non-camp vaccination sources and regional-level variation in vaccination levels. In both cases I again find evidence for a non-monotonic relationship between the level of vaccinations and the gender differences.
In the final section of the paper I consider whether these non-monotonicities in vaccination map into non-monotonicities in mortality. I use retrospective information on child mortality to construct a panel of death rates over the period from 1982-1993. I find a non-monotonicity in the relationship between increases in vaccination access and the gender imbalance in mortality. In areas that start with low levels of vaccination, excess female mortality increases over time; in areas that start with high levels of vaccination, excess female mortality decreases over time. This is true only in areas with increases in vaccinations over this period – i.e. those that appear to have had a decrease in vaccination cost.
Together, the results provide strong support for the non-monotonicity predicted by the theory. This result may have policy implications for India and other developing countries that face gender discrimination. policy-makers have argued that increasing the level of development is one of the key factors in ameliorating gender inequality. In 2001, a World Bank report on gender and development begins with the statement that poverty and gender inequality are closely linked: “Large gender disparities in basic human rights, in resources and economic opportunity ... are pervasive around the world ... And these disparities are inextricably linked to poverty,” (World Bank, 2001). One of the aspects of development cited as crucial to affecting gender inequality is access to health services (World Bank, 1991; Hill and Upchurch, 1995). It has been argued that increasing the level of health care will benefit women and reduce gender inequality (Grown, Gupta and Pande, 2005), although the link between development and inequality is not limited to health care (see, for example, Duflo, 2005). This argument is particularly salient in India, where poverty is often linked to gender ratios and excess female mortality by region (World Bank, 1991; Chatterjee, 1990). The results here suggest how interventions are introduced to developing areas may be meaningful. A program like the health camps analyzed here, which is not targeted to decrease gender inequality, may actually have the opposite effect: simply increasing access is not sufficient. Programs that are targeted to affect gender inequality may be necessary, although there are clear tradeoffs; for example, targeting gender inequality may be inconsistent with the aim of decreasing other forms of inequality.

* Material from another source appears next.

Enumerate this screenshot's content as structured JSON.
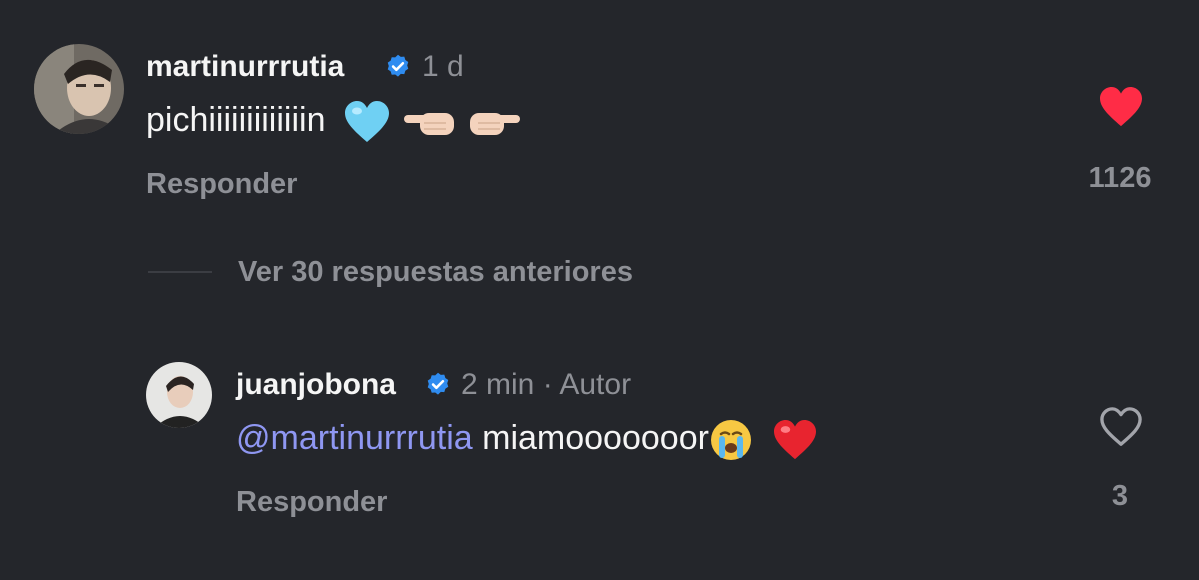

The rest of the paper is organized as follows. Section 2 discusses the theoretical framework, both in general and with a specific application to investments by parents in the health of children. Section 3 describes the National Family and Health Survey data. Section 4 presents the results on